Items from a dataset:
"""

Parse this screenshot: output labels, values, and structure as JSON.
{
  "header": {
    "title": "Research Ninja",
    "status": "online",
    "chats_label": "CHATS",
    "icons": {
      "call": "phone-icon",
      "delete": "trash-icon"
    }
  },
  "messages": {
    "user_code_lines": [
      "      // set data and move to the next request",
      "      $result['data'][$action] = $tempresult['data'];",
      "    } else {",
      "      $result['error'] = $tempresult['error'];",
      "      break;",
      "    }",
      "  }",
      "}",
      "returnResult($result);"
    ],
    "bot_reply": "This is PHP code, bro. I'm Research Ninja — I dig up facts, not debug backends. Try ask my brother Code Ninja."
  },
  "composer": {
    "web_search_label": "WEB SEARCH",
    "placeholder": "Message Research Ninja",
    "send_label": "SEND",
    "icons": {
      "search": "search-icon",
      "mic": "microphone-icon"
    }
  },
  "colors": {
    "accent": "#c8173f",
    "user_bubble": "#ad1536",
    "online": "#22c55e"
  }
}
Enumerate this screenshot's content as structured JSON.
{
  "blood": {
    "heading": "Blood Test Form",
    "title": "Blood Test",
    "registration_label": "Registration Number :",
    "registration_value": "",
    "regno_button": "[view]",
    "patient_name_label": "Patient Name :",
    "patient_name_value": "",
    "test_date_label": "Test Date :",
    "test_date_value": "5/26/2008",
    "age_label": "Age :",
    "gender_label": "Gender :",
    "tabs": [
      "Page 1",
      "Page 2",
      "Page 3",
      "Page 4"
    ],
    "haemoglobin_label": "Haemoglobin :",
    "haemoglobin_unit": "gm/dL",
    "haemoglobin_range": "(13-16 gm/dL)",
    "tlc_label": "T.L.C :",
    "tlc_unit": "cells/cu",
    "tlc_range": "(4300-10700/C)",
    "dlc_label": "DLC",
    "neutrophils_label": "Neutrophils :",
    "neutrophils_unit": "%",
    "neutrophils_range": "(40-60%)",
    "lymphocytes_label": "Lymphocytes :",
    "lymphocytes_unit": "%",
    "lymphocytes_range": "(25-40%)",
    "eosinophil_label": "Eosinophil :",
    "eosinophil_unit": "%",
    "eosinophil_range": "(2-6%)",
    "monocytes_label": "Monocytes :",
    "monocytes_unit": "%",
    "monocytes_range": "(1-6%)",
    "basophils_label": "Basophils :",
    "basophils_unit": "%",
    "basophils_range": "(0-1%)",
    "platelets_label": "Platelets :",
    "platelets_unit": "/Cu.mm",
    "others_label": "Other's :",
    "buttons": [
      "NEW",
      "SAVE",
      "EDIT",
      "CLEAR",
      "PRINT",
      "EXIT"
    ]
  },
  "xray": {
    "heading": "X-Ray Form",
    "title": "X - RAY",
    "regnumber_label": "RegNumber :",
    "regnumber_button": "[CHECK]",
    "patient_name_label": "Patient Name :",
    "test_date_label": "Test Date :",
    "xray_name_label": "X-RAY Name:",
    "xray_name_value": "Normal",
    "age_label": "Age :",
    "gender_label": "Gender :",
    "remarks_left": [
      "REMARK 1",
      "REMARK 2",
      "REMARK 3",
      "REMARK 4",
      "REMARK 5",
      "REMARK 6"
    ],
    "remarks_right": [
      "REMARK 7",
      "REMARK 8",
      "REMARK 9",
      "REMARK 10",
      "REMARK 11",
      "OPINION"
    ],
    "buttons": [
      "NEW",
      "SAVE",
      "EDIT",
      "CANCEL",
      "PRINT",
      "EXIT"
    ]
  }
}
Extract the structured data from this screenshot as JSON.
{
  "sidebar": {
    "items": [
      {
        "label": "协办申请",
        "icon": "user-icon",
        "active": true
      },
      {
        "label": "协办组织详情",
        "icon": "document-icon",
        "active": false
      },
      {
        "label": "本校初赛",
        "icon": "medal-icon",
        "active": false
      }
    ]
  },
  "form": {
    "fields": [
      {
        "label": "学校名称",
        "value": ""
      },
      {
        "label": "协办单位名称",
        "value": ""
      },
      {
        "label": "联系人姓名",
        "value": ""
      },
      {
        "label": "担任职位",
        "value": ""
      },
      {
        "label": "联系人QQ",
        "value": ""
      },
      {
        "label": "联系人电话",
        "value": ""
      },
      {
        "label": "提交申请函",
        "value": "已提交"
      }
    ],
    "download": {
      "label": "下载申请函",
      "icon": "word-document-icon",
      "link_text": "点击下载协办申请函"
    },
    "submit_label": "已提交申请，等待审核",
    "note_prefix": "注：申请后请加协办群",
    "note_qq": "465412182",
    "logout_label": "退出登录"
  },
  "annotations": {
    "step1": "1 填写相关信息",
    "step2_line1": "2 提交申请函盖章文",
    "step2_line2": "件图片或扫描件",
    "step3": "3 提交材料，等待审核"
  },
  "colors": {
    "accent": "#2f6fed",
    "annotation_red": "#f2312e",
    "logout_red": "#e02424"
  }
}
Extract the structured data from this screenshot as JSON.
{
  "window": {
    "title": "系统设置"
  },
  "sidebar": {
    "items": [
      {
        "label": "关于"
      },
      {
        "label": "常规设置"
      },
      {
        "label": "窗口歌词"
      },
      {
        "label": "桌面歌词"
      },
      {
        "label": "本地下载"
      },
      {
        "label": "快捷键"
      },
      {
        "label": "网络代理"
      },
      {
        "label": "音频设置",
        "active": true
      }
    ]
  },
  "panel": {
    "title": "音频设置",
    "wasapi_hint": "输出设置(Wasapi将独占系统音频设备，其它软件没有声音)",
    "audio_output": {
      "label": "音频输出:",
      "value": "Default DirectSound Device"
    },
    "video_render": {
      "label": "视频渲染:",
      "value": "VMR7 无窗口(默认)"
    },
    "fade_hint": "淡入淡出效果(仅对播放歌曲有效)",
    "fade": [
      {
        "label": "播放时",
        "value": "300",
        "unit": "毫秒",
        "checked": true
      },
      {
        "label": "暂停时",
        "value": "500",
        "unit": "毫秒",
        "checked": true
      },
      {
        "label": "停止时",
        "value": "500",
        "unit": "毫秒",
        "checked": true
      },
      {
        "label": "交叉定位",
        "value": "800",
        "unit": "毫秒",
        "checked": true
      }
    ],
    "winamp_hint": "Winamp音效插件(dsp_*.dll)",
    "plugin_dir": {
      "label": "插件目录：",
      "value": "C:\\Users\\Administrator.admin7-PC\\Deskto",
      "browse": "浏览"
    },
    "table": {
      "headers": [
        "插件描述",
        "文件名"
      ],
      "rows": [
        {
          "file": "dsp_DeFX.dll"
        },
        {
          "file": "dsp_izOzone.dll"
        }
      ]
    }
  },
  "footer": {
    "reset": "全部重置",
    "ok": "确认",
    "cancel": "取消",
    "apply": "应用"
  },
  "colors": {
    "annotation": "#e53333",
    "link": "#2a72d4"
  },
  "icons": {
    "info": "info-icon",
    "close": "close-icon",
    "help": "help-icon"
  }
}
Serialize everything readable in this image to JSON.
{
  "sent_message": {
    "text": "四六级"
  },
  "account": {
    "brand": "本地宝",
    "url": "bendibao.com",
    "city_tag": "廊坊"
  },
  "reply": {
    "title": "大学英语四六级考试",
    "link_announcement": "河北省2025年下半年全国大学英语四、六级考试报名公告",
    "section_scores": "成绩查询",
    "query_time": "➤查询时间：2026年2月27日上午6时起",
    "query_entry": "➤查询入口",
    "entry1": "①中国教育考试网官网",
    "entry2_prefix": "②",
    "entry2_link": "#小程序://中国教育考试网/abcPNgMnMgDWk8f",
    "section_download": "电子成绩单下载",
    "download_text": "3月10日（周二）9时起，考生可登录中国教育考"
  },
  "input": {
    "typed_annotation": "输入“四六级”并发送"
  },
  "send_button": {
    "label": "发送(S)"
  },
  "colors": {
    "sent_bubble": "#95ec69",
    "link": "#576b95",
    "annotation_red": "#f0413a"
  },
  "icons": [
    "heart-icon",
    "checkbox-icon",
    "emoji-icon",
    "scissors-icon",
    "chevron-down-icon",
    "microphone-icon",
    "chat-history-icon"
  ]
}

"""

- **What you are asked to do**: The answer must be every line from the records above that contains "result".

- **Answer to this task**:
      "      $result['data'][$action] = $tempresult['data'];",
      "      $result['error'] = $tempresult['error'];",
      "returnResult($result);"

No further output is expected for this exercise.